RWE npower, the owner of the power plant, announced yesterday it had struck a deal to use the majority of its ash at the nearby Sutton Courtenay landfill site and no longer needed to use the lake, one of the Radley lakes, near Abingdon.

Members of protest group Save Radley Lakes said Christmas had come early after RWE said it wanted to see the area become a nature reserve.

It marks the end of a 41-month campaign by Save Radley Lakes — costing more than £50,000.

Squatters also took over the site for several weeks before being evicted by bailliffs.

Save Radley Lakes chairman Basil Crowley said: “This is a win, win, win situation; for us, RWE npower and Waste Recycling Group.

“They’re not just not filling the lakes with ash, but they’re going to give it to the community as a nature reserve. It’s definitely Christmas come early.

“The lakes would have been filled if it hadn’t have been for the campaign.

“There were times when we were in despair, because it seemed we were losing all the battles. But there was always hope and we never gave up.”

Talks on how to turn the eight-hectare site into a nature reserve are already under way, according to a spokesman for npower.

It is also considering restoring other parts of the Radley site previously used for ash tipping, including creating mixed meadow, woodland, and wetland areas with habitats for wildlife, and converting a lakeside house into an education and environment centre.

Campaigner Marjorie White, of Cherwell Close, Abingdon, said: “We always hoped we would stop them, but I never thought they would be so generous.

“This campaign has consumed our lives. We were like terriers at their heels.”

Annabel Eyres, 43, of Radley, said: “We’re a local campaign group which has taken on a giant and we’ve won. There’s always a chance of winning – thumbs up to the little people.”

John Rainford, the power station’s manager said: “We’re very pleased that we have found such a significant alternative to ash disposal at Radley, which protects our ability to generate power whenever it’s needed.

“Our vision for the Thrupp Lake area involves a strong partnership with the Radley community.

“We’re keen to agree a scheme that takes into account the wishes of local people, as well as the needs of the area’s ecology.”

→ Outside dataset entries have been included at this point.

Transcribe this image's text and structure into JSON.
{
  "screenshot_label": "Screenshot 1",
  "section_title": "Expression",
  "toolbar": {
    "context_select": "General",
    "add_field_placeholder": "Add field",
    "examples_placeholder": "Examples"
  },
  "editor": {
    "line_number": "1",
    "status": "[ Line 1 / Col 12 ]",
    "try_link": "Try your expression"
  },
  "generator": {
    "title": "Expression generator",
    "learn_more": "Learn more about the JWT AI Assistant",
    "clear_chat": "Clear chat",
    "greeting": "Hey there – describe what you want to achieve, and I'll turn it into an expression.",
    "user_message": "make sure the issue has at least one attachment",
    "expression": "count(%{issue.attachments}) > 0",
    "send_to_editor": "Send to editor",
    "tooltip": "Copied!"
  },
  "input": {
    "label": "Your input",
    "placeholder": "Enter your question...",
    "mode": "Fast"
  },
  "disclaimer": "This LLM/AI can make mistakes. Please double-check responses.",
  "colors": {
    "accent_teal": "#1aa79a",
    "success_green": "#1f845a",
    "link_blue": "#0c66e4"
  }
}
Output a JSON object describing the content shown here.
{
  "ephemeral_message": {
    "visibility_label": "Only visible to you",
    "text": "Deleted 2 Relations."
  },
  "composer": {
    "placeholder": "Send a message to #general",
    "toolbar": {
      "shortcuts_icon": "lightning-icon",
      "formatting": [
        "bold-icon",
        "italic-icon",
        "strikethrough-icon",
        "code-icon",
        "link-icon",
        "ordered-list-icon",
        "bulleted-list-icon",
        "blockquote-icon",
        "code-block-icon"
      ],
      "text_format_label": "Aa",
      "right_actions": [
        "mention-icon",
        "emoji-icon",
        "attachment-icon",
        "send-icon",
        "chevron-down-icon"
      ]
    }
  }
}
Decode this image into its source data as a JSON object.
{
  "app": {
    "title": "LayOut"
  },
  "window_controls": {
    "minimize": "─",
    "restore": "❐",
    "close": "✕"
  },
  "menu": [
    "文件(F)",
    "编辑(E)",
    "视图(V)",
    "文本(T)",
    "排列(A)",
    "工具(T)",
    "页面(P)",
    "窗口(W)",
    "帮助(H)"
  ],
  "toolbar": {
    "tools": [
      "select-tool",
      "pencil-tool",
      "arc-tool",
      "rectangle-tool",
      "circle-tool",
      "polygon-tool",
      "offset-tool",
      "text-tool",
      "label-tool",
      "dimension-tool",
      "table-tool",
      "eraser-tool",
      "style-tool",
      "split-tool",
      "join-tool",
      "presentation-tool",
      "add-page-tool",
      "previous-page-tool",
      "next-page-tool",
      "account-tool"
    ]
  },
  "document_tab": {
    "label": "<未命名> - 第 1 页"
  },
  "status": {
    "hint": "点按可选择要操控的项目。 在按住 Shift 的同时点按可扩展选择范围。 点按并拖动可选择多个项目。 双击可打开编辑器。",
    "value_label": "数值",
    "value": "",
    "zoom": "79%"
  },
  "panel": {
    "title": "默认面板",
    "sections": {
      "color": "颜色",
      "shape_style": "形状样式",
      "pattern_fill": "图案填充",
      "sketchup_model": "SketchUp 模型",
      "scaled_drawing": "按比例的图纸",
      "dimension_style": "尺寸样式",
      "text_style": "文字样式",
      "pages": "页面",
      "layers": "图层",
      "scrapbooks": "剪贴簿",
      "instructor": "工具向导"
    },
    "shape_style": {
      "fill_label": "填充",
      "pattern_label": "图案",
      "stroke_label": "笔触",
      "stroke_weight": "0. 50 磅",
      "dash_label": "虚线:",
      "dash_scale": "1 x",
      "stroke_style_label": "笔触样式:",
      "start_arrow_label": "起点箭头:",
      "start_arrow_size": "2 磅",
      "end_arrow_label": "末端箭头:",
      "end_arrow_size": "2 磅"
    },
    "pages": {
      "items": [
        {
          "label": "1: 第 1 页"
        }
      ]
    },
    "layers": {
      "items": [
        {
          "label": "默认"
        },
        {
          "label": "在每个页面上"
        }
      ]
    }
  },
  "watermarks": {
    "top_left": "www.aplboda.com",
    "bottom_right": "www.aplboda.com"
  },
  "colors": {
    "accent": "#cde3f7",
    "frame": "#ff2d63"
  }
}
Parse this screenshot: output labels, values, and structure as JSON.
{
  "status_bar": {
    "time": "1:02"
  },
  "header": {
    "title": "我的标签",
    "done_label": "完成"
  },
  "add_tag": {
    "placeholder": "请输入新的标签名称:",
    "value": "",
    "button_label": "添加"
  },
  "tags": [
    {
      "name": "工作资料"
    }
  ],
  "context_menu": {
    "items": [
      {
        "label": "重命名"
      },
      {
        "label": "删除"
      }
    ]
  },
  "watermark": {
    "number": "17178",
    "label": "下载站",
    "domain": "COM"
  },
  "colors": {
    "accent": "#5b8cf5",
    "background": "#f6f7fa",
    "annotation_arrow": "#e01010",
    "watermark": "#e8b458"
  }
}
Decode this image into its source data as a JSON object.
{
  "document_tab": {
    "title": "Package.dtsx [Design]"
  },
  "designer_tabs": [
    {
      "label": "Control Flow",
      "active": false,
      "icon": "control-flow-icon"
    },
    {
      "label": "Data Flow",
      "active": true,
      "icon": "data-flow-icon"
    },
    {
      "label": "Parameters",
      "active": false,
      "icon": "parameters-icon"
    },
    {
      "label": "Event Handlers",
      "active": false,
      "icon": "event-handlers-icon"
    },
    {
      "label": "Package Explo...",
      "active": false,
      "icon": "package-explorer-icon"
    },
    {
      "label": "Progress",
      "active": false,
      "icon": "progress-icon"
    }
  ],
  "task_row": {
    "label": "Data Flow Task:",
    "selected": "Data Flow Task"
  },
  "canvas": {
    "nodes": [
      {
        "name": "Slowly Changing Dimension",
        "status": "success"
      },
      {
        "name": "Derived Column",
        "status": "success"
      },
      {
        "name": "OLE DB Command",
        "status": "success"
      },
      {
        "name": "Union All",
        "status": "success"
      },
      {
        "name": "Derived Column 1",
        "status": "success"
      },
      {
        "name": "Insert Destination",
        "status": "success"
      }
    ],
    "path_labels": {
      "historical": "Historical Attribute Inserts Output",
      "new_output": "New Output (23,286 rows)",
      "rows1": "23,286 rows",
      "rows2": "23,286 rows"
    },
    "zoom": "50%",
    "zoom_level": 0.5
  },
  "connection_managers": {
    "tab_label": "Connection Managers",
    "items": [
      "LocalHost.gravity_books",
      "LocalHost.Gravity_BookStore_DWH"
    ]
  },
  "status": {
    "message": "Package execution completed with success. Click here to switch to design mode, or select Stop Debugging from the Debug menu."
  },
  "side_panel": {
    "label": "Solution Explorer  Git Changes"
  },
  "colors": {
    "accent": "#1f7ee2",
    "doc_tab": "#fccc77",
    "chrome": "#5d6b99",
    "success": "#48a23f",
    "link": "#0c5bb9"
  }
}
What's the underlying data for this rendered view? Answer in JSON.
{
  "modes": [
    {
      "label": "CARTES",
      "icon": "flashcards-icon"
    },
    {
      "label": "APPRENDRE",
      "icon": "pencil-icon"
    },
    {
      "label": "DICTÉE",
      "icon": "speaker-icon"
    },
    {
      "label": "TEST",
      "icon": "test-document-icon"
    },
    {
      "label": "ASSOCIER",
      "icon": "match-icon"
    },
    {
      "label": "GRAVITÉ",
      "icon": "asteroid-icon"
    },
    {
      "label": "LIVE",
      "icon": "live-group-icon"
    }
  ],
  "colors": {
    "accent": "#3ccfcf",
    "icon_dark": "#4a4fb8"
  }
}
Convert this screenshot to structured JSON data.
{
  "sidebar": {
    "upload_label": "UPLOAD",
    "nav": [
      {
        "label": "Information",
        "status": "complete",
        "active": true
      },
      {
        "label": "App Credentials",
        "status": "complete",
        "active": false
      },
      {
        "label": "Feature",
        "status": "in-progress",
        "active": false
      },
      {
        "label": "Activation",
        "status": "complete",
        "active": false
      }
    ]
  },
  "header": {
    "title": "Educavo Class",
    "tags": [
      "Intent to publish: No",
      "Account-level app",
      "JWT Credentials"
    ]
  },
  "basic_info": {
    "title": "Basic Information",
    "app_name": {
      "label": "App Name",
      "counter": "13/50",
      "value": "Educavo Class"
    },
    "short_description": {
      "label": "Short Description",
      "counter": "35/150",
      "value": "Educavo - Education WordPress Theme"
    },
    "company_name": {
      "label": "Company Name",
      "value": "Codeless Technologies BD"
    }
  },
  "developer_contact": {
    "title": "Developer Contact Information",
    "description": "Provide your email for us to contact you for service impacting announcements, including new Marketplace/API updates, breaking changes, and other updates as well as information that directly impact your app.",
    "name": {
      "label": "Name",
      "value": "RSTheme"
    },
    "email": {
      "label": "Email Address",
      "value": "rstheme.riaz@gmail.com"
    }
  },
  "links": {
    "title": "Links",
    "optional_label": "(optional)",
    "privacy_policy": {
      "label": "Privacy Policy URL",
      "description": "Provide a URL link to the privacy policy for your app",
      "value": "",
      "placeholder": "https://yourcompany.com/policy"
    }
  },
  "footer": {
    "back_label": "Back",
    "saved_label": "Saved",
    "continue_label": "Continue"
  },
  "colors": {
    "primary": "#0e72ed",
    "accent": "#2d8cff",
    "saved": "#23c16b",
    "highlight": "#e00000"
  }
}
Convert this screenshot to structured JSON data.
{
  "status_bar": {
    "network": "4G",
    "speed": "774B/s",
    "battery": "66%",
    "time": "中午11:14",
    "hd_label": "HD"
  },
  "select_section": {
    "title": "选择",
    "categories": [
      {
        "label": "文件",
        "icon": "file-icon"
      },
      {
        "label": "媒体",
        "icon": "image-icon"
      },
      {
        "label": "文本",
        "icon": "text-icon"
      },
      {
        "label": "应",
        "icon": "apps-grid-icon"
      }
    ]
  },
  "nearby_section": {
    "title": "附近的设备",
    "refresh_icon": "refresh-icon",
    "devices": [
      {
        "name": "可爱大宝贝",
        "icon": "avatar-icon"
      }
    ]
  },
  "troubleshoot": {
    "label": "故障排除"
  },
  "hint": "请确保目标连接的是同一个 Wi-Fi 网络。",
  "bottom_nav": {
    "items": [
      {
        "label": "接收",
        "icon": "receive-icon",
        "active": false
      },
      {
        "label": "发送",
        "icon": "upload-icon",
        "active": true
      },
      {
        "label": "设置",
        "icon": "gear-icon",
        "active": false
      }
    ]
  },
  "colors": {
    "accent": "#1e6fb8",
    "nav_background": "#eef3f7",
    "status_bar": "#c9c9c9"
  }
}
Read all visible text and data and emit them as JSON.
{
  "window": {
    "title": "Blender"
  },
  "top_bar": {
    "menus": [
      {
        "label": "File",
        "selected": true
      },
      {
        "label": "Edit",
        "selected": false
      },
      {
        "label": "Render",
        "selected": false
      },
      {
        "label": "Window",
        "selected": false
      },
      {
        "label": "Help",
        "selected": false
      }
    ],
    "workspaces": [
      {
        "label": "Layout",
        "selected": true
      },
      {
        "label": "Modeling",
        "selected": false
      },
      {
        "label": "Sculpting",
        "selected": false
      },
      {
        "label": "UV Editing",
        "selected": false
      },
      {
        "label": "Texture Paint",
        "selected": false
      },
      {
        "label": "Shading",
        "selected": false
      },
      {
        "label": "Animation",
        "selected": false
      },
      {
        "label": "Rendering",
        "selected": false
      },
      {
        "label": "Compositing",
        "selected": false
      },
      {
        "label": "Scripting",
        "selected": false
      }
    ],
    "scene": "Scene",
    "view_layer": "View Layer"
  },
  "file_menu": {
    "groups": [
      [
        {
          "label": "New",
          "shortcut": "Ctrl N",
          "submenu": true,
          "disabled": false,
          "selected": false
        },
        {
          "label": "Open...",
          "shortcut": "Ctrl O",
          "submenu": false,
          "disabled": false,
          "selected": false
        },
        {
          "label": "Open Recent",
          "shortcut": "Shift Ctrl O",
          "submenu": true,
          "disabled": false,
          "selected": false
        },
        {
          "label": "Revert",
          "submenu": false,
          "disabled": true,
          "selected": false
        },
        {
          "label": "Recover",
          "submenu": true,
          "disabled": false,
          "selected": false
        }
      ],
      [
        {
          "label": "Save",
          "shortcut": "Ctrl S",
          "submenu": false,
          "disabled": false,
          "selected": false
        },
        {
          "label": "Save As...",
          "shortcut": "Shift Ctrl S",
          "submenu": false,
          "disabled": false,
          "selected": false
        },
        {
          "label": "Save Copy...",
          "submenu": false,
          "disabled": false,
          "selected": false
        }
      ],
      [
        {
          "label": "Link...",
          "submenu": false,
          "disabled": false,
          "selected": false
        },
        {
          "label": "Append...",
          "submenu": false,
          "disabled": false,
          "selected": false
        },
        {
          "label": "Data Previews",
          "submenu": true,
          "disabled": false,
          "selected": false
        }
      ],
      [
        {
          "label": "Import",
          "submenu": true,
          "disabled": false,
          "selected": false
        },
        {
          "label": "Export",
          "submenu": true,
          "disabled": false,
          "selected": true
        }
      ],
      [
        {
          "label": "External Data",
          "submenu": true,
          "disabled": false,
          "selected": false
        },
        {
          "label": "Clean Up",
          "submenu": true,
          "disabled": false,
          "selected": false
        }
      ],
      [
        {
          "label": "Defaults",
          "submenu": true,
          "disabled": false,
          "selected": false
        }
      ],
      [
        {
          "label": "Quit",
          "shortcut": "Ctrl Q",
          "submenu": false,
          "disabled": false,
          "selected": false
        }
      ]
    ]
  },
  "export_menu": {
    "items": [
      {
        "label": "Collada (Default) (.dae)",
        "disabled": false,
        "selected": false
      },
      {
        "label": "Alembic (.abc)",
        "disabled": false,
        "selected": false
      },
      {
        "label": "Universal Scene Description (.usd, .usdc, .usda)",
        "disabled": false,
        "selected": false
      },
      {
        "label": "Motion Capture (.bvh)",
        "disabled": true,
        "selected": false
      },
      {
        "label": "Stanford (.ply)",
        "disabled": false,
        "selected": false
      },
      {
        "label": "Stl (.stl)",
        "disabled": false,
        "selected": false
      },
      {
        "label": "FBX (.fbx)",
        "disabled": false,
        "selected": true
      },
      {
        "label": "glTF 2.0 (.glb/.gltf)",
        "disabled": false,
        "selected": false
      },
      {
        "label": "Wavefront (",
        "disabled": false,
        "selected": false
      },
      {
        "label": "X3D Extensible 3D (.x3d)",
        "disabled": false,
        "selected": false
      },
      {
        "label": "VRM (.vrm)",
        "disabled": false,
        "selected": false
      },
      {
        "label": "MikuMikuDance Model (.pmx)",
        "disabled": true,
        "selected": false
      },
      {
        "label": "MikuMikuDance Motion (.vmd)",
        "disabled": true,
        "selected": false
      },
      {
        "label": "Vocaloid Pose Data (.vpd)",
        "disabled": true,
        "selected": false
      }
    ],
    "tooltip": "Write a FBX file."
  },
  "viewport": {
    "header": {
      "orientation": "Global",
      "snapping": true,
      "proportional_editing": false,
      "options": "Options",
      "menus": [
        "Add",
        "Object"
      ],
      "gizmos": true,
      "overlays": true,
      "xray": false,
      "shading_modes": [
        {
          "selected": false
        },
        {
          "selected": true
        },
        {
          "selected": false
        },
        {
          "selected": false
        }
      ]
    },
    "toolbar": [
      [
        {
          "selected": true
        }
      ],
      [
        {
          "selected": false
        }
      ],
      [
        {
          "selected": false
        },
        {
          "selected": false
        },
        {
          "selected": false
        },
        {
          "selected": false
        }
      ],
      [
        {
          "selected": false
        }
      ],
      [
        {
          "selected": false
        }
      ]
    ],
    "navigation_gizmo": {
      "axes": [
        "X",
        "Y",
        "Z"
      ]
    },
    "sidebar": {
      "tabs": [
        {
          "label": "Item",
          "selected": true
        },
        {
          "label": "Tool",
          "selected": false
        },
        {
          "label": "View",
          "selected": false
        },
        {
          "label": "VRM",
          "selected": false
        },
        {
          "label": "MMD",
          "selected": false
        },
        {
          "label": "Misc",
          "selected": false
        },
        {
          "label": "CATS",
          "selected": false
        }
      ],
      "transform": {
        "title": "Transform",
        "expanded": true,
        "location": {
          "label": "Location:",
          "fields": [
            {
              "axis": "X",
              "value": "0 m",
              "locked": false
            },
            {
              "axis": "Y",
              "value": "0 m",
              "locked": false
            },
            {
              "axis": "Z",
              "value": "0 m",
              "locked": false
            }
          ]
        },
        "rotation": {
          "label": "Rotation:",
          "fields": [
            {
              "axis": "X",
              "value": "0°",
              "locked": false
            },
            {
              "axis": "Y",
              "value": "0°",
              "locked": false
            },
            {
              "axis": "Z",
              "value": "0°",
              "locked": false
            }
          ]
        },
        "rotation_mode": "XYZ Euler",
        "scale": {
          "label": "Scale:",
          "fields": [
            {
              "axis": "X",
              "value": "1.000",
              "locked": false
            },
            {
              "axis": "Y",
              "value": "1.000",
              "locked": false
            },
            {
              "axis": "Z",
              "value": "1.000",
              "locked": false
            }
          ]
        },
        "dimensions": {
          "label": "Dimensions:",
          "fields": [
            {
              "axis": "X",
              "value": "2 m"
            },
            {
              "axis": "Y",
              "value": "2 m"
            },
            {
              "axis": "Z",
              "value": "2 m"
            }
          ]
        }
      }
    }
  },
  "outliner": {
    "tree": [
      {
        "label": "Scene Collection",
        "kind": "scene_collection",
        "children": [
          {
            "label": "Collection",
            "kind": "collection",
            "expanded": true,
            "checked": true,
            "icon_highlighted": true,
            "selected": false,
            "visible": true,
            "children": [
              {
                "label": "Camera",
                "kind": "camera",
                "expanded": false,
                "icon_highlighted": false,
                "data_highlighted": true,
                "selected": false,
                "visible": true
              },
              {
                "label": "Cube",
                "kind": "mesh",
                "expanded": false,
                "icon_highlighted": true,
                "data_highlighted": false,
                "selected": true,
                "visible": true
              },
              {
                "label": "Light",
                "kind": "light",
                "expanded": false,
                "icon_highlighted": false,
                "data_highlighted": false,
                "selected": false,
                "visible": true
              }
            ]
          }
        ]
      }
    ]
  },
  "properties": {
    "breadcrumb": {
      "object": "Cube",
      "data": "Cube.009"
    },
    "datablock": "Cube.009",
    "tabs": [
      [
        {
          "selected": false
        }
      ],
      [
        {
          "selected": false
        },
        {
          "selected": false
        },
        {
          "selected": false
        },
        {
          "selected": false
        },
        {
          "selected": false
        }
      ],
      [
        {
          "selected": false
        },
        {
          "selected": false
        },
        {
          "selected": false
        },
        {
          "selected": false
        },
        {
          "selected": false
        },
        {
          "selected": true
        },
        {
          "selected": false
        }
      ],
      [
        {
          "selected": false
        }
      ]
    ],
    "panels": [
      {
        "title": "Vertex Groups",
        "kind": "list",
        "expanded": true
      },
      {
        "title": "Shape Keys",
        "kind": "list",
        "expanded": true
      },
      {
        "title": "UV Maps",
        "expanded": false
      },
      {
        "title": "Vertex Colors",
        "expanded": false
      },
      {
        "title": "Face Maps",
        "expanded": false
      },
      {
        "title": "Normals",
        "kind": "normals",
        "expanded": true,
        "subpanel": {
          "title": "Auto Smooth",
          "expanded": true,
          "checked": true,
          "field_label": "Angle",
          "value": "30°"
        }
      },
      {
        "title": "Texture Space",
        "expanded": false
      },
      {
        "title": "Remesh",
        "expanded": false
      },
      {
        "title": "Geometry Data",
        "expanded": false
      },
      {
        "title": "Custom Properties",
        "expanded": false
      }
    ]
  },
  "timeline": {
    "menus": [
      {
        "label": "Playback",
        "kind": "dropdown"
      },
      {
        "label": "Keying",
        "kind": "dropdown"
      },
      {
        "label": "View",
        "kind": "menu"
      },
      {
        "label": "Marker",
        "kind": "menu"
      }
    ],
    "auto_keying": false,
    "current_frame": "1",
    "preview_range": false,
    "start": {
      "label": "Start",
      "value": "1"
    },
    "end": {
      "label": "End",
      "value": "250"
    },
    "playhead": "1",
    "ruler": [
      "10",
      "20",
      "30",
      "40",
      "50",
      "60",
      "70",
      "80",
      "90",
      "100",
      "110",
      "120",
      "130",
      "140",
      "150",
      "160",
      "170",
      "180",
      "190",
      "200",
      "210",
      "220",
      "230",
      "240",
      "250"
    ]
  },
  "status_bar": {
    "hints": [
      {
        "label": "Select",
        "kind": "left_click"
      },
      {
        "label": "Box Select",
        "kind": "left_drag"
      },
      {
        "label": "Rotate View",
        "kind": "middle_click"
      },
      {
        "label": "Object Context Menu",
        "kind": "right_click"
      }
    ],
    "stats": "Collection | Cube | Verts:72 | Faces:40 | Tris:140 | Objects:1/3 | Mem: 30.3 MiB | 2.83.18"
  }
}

Paul Green, of landfill site owner Waste Recycling Group, said: “This is a win-win situation.

“We no longer need to look elsewhere for materials to use at our site, and the power station has a secure outlet for ash.

“We can store the ash we don’t need right away for future use.”